Try it:
Retype each entry exactly as written, and keep the pictures out of the copy.
-- Opening Marker --
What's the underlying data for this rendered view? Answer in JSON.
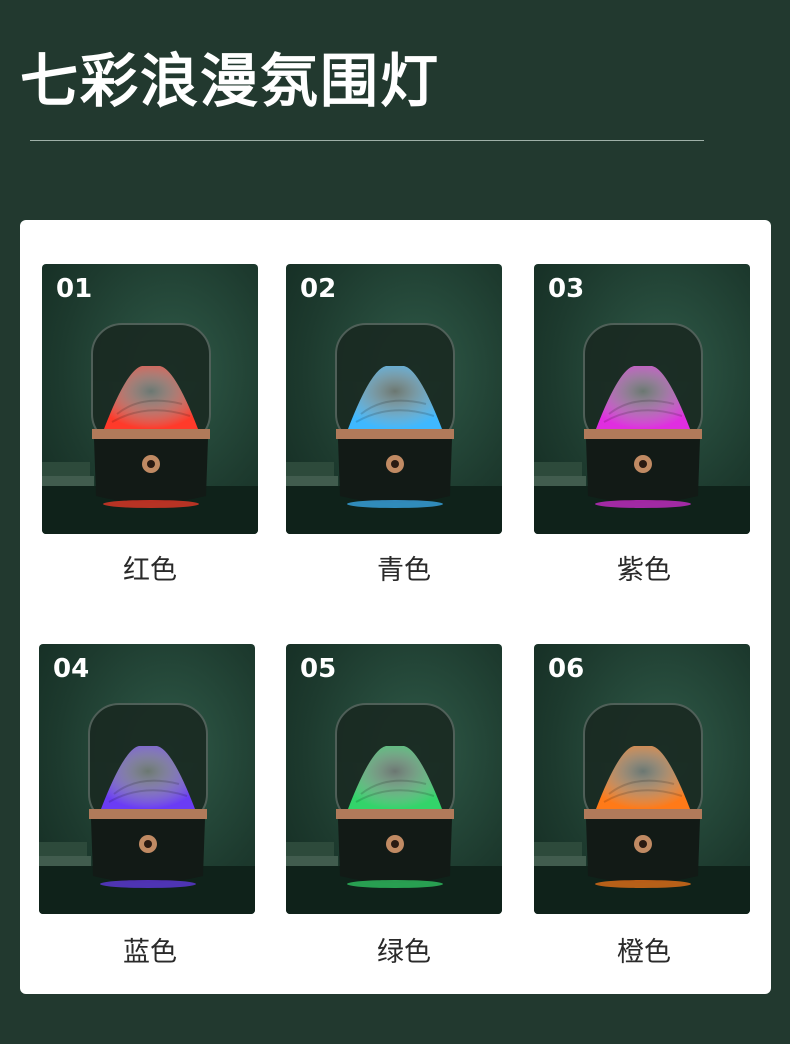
{
  "page": {
    "title": "七彩浪漫氛围灯"
  },
  "colors": {
    "background": "#22392f",
    "panel": "#ffffff",
    "text_dark": "#2a2a2a"
  },
  "lamps": [
    {
      "number": "01",
      "name": "红色",
      "glow": "#ff3a2a"
    },
    {
      "number": "02",
      "name": "青色",
      "glow": "#3fb8ff"
    },
    {
      "number": "03",
      "name": "紫色",
      "glow": "#e02ee0"
    },
    {
      "number": "04",
      "name": "蓝色",
      "glow": "#6a3cf5"
    },
    {
      "number": "05",
      "name": "绿色",
      "glow": "#33d46a"
    },
    {
      "number": "06",
      "name": "橙色",
      "glow": "#ff7a18"
    }
  ]
}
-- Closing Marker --
Response below:
What's the underlying data for this rendered view? Answer in JSON.
{
  "page": {
    "title": "七彩浪漫氛围灯"
  },
  "colors": {
    "background": "#22392f",
    "panel": "#ffffff",
    "text_dark": "#2a2a2a"
  },
  "lamps": [
    {
      "number": "01",
      "name": "红色",
      "glow": "#ff3a2a"
    },
    {
      "number": "02",
      "name": "青色",
      "glow": "#3fb8ff"
    },
    {
      "number": "03",
      "name": "紫色",
      "glow": "#e02ee0"
    },
    {
      "number": "04",
      "name": "蓝色",
      "glow": "#6a3cf5"
    },
    {
      "number": "05",
      "name": "绿色",
      "glow": "#33d46a"
    },
    {
      "number": "06",
      "name": "橙色",
      "glow": "#ff7a18"
    }
  ]
}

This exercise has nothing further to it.